◆ WHAT IS EXPECTED ◆
Omitting all images, output the entries that follow exactly as written.

----- INPUT DATA -----

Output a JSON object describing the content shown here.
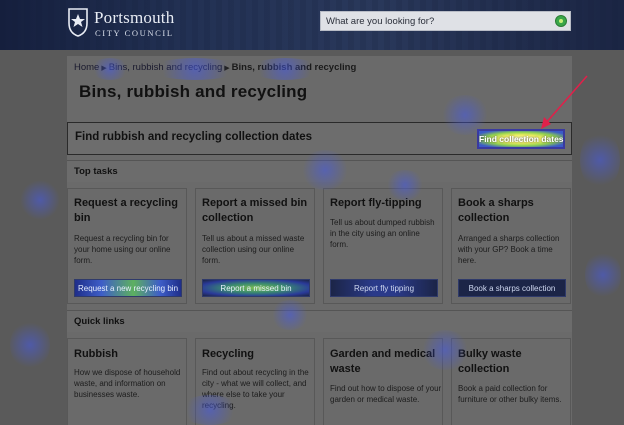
{
  "header": {
    "logo_name": "Portsmouth",
    "logo_sub": "CITY COUNCIL",
    "search_placeholder": "What are you looking for?",
    "colors": {
      "header_bg": "#1e2a44",
      "search_btn": "#3aa64a"
    }
  },
  "breadcrumb": {
    "items": [
      "Home",
      "Bins, rubbish and recycling"
    ],
    "current": "Bins, rubbish and recycling"
  },
  "page_title": "Bins, rubbish and recycling",
  "find_box": {
    "text": "Find rubbish and recycling collection dates",
    "button_label": "Find collection dates"
  },
  "top_tasks": {
    "heading": "Top tasks",
    "cards": [
      {
        "title": "Request a recycling bin",
        "desc": "Request a recycling bin for your home using our online form.",
        "button": "Request a new recycling bin"
      },
      {
        "title": "Report a missed bin collection",
        "desc": "Tell us about a missed waste collection using our online form.",
        "button": "Report a missed bin"
      },
      {
        "title": "Report fly-tipping",
        "desc": "Tell us about dumped rubbish in the city using an online form.",
        "button": "Report fly tipping"
      },
      {
        "title": "Book a sharps collection",
        "desc": "Arranged a sharps collection with your GP? Book a time here.",
        "button": "Book a sharps collection"
      }
    ]
  },
  "quick_links": {
    "heading": "Quick links",
    "cards": [
      {
        "title": "Rubbish",
        "desc": "How we dispose of household waste, and information on businesses waste."
      },
      {
        "title": "Recycling",
        "desc": "Find out about recycling in the city - what we will collect, and where else to take your recycling."
      },
      {
        "title": "Garden and medical waste",
        "desc": "Find out how to dispose of your garden or medical waste."
      },
      {
        "title": "Bulky waste collection",
        "desc": "Book a paid collection for furniture or other bulky items."
      }
    ]
  }
}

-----

◆ RESPONSE AREA ◆
Output a JSON object describing the content shown here.
{
  "header": {
    "logo_name": "Portsmouth",
    "logo_sub": "CITY COUNCIL",
    "search_placeholder": "What are you looking for?",
    "colors": {
      "header_bg": "#1e2a44",
      "search_btn": "#3aa64a"
    }
  },
  "breadcrumb": {
    "items": [
      "Home",
      "Bins, rubbish and recycling"
    ],
    "current": "Bins, rubbish and recycling"
  },
  "page_title": "Bins, rubbish and recycling",
  "find_box": {
    "text": "Find rubbish and recycling collection dates",
    "button_label": "Find collection dates"
  },
  "top_tasks": {
    "heading": "Top tasks",
    "cards": [
      {
        "title": "Request a recycling bin",
        "desc": "Request a recycling bin for your home using our online form.",
        "button": "Request a new recycling bin"
      },
      {
        "title": "Report a missed bin collection",
        "desc": "Tell us about a missed waste collection using our online form.",
        "button": "Report a missed bin"
      },
      {
        "title": "Report fly-tipping",
        "desc": "Tell us about dumped rubbish in the city using an online form.",
        "button": "Report fly tipping"
      },
      {
        "title": "Book a sharps collection",
        "desc": "Arranged a sharps collection with your GP? Book a time here.",
        "button": "Book a sharps collection"
      }
    ]
  },
  "quick_links": {
    "heading": "Quick links",
    "cards": [
      {
        "title": "Rubbish",
        "desc": "How we dispose of household waste, and information on businesses waste."
      },
      {
        "title": "Recycling",
        "desc": "Find out about recycling in the city - what we will collect, and where else to take your recycling."
      },
      {
        "title": "Garden and medical waste",
        "desc": "Find out how to dispose of your garden or medical waste."
      },
      {
        "title": "Bulky waste collection",
        "desc": "Book a paid collection for furniture or other bulky items."
      }
    ]
  }
}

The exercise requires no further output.